But perhaps the most alarming elements in Everyday Stalinism are not the eerie similarities in both culture's struggle for self-determination, but the even more disconcerting similarities between the egregious policies of the Stalinist regime and the drifting policies and hawkish attitudes and impermeable elitism so characteristic of modern American politics. For this reason, perhaps more than any other, Sheila Fitzpatrick deserves the highest accolades for this outstanding academic portrait of an age not-quite-so gone by. Modern scholars and historians will find this an invaluable contribution to the subjects of revolution and liberalism for decades to come. Modern audiences in the west will find common ground with an old nemesis, on a profoundly personal level. And if two peoples separated by so much hyperbole can come to see each other as equals in a common struggle, a basis for fraternity and good will is possible. Each culture may learn from the other's mistakes and successes, but each must first concede that their struggles were not so different, nor were their intentions, and nor were their mistakes or shortcomings.
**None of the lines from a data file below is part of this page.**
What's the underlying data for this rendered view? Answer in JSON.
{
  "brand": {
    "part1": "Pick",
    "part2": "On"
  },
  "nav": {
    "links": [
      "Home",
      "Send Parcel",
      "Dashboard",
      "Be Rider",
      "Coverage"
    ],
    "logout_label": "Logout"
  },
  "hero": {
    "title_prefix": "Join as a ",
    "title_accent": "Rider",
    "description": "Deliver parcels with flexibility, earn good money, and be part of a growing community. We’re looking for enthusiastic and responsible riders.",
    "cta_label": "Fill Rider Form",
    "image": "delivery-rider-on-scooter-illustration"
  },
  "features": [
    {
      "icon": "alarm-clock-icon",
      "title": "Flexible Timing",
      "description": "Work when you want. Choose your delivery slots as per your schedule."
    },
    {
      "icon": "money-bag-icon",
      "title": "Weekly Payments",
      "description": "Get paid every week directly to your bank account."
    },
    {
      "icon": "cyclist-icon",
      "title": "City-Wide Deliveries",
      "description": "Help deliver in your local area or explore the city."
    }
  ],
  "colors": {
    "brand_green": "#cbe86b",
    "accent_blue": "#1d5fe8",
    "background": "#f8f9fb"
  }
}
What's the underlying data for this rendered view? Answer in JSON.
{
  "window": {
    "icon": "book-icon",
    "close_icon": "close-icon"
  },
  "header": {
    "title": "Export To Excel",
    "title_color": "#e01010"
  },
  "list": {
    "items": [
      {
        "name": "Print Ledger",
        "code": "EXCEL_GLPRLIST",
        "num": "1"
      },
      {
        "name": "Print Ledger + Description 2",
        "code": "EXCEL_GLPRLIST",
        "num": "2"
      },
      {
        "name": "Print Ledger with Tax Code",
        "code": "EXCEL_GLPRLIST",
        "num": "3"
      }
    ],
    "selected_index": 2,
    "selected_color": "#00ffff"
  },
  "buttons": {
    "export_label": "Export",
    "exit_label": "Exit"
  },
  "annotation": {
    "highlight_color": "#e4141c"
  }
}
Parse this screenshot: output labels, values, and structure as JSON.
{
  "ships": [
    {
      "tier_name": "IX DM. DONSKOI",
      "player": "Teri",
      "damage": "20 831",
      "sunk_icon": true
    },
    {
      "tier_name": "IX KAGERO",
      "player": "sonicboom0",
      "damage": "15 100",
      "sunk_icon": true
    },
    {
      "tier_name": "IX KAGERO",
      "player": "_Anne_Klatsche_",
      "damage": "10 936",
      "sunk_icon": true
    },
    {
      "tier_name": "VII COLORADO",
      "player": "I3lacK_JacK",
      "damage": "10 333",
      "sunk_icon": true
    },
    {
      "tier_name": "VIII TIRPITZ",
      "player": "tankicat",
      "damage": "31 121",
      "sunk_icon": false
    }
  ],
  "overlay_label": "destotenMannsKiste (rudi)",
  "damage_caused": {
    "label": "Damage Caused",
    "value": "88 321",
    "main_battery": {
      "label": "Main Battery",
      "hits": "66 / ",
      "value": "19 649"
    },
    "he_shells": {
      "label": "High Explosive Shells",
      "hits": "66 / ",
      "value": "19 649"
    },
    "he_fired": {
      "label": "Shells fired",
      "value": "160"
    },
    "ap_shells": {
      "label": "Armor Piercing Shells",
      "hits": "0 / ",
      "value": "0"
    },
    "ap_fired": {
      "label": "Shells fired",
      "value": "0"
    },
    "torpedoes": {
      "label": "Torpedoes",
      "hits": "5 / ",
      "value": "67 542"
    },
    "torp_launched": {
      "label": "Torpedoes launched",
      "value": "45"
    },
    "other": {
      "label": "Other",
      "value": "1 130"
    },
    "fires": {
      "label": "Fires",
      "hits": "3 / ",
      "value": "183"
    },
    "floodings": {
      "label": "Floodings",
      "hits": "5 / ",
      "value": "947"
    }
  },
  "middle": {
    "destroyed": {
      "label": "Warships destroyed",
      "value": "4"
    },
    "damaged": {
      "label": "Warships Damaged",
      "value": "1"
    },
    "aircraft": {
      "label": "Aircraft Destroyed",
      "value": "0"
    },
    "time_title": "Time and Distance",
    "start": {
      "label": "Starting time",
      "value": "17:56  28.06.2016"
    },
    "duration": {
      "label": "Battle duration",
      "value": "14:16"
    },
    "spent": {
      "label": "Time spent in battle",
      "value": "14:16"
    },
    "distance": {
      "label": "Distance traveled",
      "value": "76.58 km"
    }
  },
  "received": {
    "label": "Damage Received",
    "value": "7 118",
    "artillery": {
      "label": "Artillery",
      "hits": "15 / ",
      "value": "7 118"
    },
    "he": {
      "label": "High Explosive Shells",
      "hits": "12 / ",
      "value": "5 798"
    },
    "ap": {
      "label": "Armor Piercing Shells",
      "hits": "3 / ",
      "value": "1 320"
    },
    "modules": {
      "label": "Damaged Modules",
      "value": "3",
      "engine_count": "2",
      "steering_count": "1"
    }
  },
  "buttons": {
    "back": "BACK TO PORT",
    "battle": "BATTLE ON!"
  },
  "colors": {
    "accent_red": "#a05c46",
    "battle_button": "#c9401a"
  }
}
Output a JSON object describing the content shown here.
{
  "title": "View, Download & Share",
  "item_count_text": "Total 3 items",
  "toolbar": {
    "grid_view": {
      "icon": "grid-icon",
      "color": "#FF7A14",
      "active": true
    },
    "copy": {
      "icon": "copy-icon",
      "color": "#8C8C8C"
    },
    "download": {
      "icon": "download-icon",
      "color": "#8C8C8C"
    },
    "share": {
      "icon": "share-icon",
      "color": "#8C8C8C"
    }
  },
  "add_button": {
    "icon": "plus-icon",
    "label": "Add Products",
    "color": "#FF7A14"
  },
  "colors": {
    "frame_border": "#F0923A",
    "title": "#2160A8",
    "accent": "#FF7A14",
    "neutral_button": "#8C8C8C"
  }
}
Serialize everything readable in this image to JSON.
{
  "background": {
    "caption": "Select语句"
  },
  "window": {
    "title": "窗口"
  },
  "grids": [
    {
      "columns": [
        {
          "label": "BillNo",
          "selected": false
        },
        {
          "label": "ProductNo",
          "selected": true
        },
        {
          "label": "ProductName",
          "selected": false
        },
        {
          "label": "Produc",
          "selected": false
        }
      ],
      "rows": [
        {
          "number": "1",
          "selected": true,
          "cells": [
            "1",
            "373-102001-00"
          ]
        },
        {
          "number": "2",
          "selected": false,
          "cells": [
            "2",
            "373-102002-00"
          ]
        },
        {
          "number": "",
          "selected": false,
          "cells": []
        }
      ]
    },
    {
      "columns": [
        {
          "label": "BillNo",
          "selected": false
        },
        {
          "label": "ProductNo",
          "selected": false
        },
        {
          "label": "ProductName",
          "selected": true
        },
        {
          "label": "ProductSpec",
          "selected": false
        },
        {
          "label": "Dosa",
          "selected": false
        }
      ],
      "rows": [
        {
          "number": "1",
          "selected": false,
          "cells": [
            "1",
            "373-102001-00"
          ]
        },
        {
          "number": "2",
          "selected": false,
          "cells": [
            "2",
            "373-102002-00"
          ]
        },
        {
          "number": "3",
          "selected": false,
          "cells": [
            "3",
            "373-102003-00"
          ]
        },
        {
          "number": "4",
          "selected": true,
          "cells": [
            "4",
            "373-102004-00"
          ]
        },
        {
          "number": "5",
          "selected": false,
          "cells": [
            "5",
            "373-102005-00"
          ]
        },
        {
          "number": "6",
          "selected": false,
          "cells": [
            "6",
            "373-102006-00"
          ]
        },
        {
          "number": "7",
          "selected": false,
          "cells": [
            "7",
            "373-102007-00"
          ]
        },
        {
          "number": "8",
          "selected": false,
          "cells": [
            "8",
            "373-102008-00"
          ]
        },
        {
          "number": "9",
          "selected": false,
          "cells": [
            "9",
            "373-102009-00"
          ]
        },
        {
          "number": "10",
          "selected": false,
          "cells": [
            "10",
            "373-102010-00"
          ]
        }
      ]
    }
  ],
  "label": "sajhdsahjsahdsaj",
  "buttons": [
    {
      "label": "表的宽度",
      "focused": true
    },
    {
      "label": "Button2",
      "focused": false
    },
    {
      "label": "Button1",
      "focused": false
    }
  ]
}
A work like this is transformative and therefore exceedingly rare and of great worth. A fantastic read, and highly recommended!